"We feel like we have a very talented team, the most talented team in Rays history," Friedman said. "And so with that, we feel confident we'll be able to play competitive, meaningful games in September."
A year ago, Tampa Bay was set to begin the team's first Spring Training in Port Charlotte as the defending American League champions. A year later, the team arrives at its Spring Training home having won 84 games and come up short of the postseason en route to earning the tag of underachievers.
"It is a different feeling," Maddon said. "Last year, I was trying to tone things down a little bit. The 'dig me' month did not help. Coming into this season, getting ourselves back on our feet and understand that we definitely can make it back to the playoffs this year. That's the big thing."
After the 2009 season ended, Maddon looked into the rearview mirror at what happened and he noted that the obvious thing was the Rays need to win 10 to 12 more games in '10 than they did last year. The tough part came when looking at his team and asking, "How am I going to do that?"
Maddon's assessment told him his club needed to "start better and finish better, obviously," and he also plans to stress the need for his team to finish games stronger.
"I want to really point out [to the team] the real fine line, the thin line between winning and losing," Maddon said. "We won 84 games last year, [which was] down from 97 the year before that.
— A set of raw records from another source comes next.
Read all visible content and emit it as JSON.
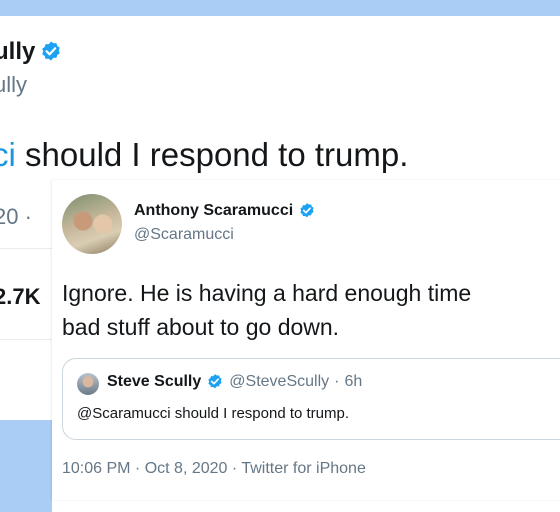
{
  "background_tweet": {
    "name_partial": "ully",
    "handle_partial": "ully",
    "text_mention_partial": "ci",
    "text_rest": " should I respond to trump.",
    "date_partial": "20 ·",
    "stat_partial": "2.7K"
  },
  "reply_tweet": {
    "author_name": "Anthony Scaramucci",
    "author_handle": "@Scaramucci",
    "text_line1": "Ignore. He is having a hard enough time",
    "text_line2": "bad stuff about to go down.",
    "timestamp": "10:06 PM · Oct 8, 2020 · Twitter for iPhone"
  },
  "quoted_tweet": {
    "author_name": "Steve Scully",
    "author_handle": "@SteveScully",
    "separator": "·",
    "time": "6h",
    "text": "@Scaramucci should I respond to trump."
  },
  "colors": {
    "accent": "#1b95e0",
    "verified": "#1da1f2",
    "secondary_text": "#657786",
    "background": "#a9cdf5"
  },
  "icons": {
    "verified": "verified-badge-icon"
  }
}
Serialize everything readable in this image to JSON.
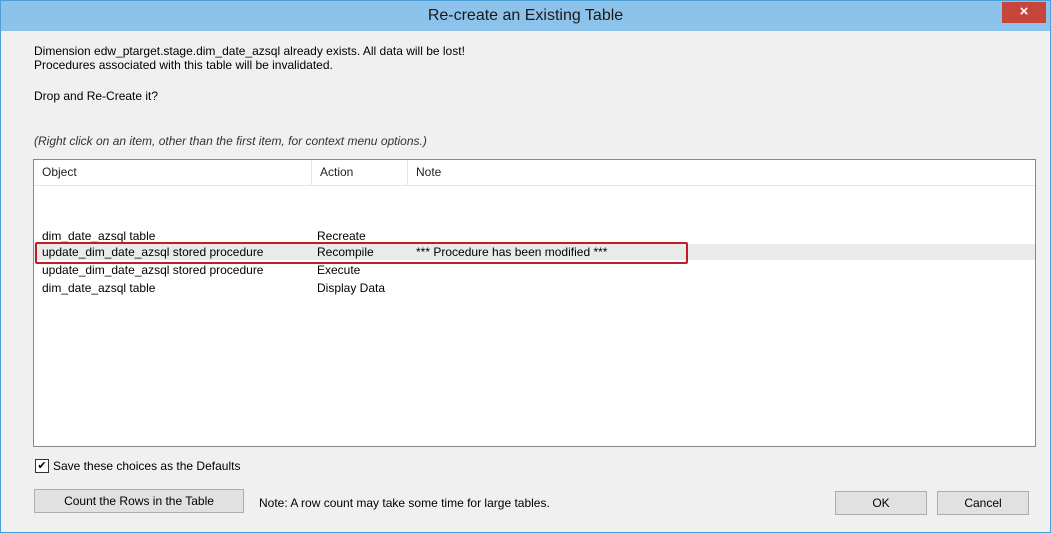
{
  "window": {
    "title": "Re-create an Existing Table",
    "close_glyph": "×"
  },
  "message": {
    "line1": "Dimension edw_ptarget.stage.dim_date_azsql already exists. All data will be lost!",
    "line2": "Procedures associated with this table will be invalidated.",
    "question": "Drop and Re-Create it?",
    "hint": "(Right click on an item, other than the first item, for context menu options.)"
  },
  "table": {
    "columns": [
      "Object",
      "Action",
      "Note"
    ],
    "rows": [
      {
        "object": "dim_date_azsql table",
        "action": "Recreate",
        "note": ""
      },
      {
        "object": "update_dim_date_azsql stored procedure",
        "action": "Recompile",
        "note": "*** Procedure has been modified ***"
      },
      {
        "object": "update_dim_date_azsql stored procedure",
        "action": "Execute",
        "note": ""
      },
      {
        "object": "dim_date_azsql table",
        "action": "Display Data",
        "note": ""
      }
    ]
  },
  "options": {
    "save_defaults_label": "Save these choices as the Defaults",
    "save_defaults_checked": true,
    "check_glyph": "✔"
  },
  "footer": {
    "count_button": "Count the Rows in the Table",
    "note": "Note: A row count may take some time for large tables.",
    "ok_button": "OK",
    "cancel_button": "Cancel"
  },
  "colors": {
    "titlebar": "#8dc3ea",
    "close": "#c7463c",
    "highlight": "#c11d27"
  },
  "icons": {
    "close": "close-icon",
    "check": "checkmark-icon"
  }
}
You look at a lot of the games we lost, there were easily 10 games that we could have won. And I want our guys to understand and emphasize the little things. To win in our division, you can't get behind Toronto, Baltimore, Boston and New York early and expect to come back."
Maddon attributed many of the losses to "not doing the little things well," which shaped his view of what needs to be done this spring.
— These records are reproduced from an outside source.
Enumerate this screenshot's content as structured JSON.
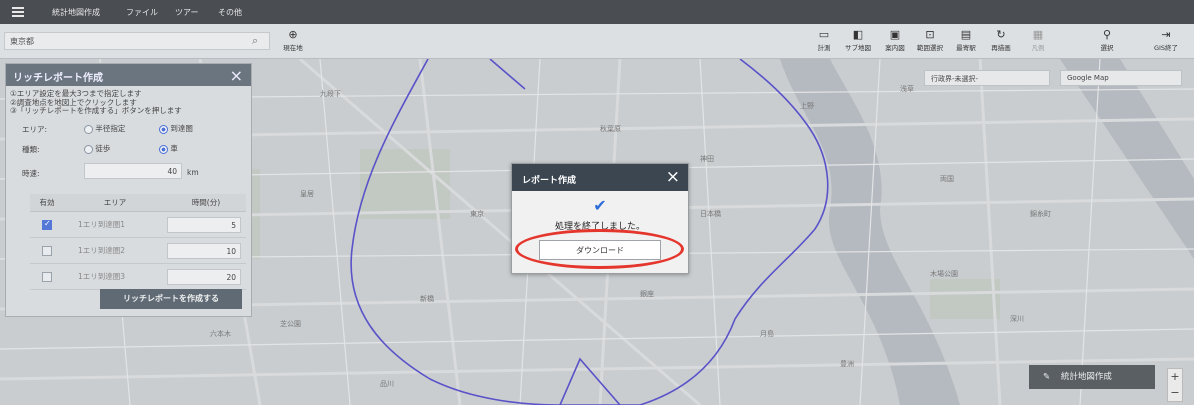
{
  "menubar": {
    "items": [
      "統計地図作成",
      "ファイル",
      "ツアー",
      "その他"
    ]
  },
  "toolbar": {
    "search_value": "東京都",
    "current_location_label": "現在地",
    "buttons": [
      "計測",
      "サブ地図",
      "案内図",
      "範囲選択",
      "最寄駅",
      "再描画",
      "凡例",
      "選択",
      "GIS終了"
    ]
  },
  "map": {
    "layer_select": "行政界-未選択-",
    "base_select": "Google Map",
    "zoom_plus": "+",
    "zoom_minus": "−",
    "stat_map_button": "統計地図作成",
    "labels": [
      "九段下",
      "上野",
      "浅草",
      "東京",
      "日本橋",
      "銀座",
      "新橋",
      "品川",
      "芝公園",
      "六本木",
      "豊洲",
      "月島",
      "木場公園",
      "深川",
      "錦糸町",
      "両国",
      "秋葉原",
      "神田",
      "皇居",
      "赤坂"
    ]
  },
  "rich_report_panel": {
    "title": "リッチレポート作成",
    "instructions": [
      "①エリア設定を最大3つまで指定します",
      "②調査地点を地図上でクリックします",
      "③「リッチレポートを作成する」ボタンを押します"
    ],
    "area_label": "エリア:",
    "area_options": [
      "半径指定",
      "到達圏"
    ],
    "type_label": "種類:",
    "type_options": [
      "徒歩",
      "車"
    ],
    "speed_label": "時速:",
    "speed_value": "40",
    "speed_unit": "km",
    "table_headers": [
      "有効",
      "エリア",
      "時間(分)"
    ],
    "rows": [
      {
        "area": "1エリ到達圏1",
        "minutes": "5",
        "enabled": true
      },
      {
        "area": "1エリ到達圏2",
        "minutes": "10",
        "enabled": false
      },
      {
        "area": "1エリ到達圏3",
        "minutes": "20",
        "enabled": false
      }
    ],
    "create_button": "リッチレポートを作成する"
  },
  "report_dialog": {
    "title": "レポート作成",
    "message": "処理を終了しました。",
    "download_button": "ダウンロード"
  },
  "colors": {
    "isochrone": "#5a52c8",
    "highlight_ring": "#e5362d",
    "check": "#2f6ed8"
  }
}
"From my perspective, the emphasis has to go back to fundamentals," Maddon said. "For us to get back to where we want to be, we have to get better at the little things. My expectations are to get back to the playoffs, and my expectations are that we're going to play a better, or more fundamental, game of baseball."
A major consideration for the Rays playing better baseball is the overall health of the team. Friedman said the club had a Wednesday meeting with Ron Porterfield, the team's head athletic trainer, and it was one of the briefest such meetings they have had, which bodes well.
Looking at who will play where, five positions are decided, but the starters at three positions -- catcher, right field and second base -- remain unknown. Friedman declared that the Rays were happy with the catching situation that will include incumbent Dioner Navarro and newcomer Kelly Shoppach.
"We're not looking at that really as a competition, as opposed to two guys capable of helping [the team] win games," Friedman said.
As for second base and right field, Maddon and Friedman weren't as decisive.
Versatile Ben Zobrist appears to be the logical choice at second base, but Maddon pointed out that Tampa Bay does not feel compelled to lock him down at one position. Others in contention for the job include Shawn Rodriguez and Reid Brignac, so the team could head in another direction, which might also affect the right-field situation, if Zobrist is factored into that equation.
If Zobrist is not a possibility in right, the job looks as though it will come down to a platoon between Gabe Kapler and Matt Joyce. But Desmond Jennings, Fernando Perez and Justin Ruggiano could all have a say-so in changing that view.
"Obviously, second base and right field are going to be something that we spend a lot of time sorting through," Friedman said. "We really like the names on paper. So we'll go through and try to figure out how those guys best complement the players around them and put us in a position to score the most runs possible and prevent as many runs as possible."
Despite the fact the team's Opening Day payroll will be approximately $72 million -- high for the Rays -- Friedman understands the economics of keeping the ship from listing. Making the decisions about which players they keep, who they try to sign and who they let go demand that he must always "keep one eye on the future and one eye on the present."
Bill Chastain is a reporter for MLB.com. This story was not subject to the approval of Major League Baseball or its clubs.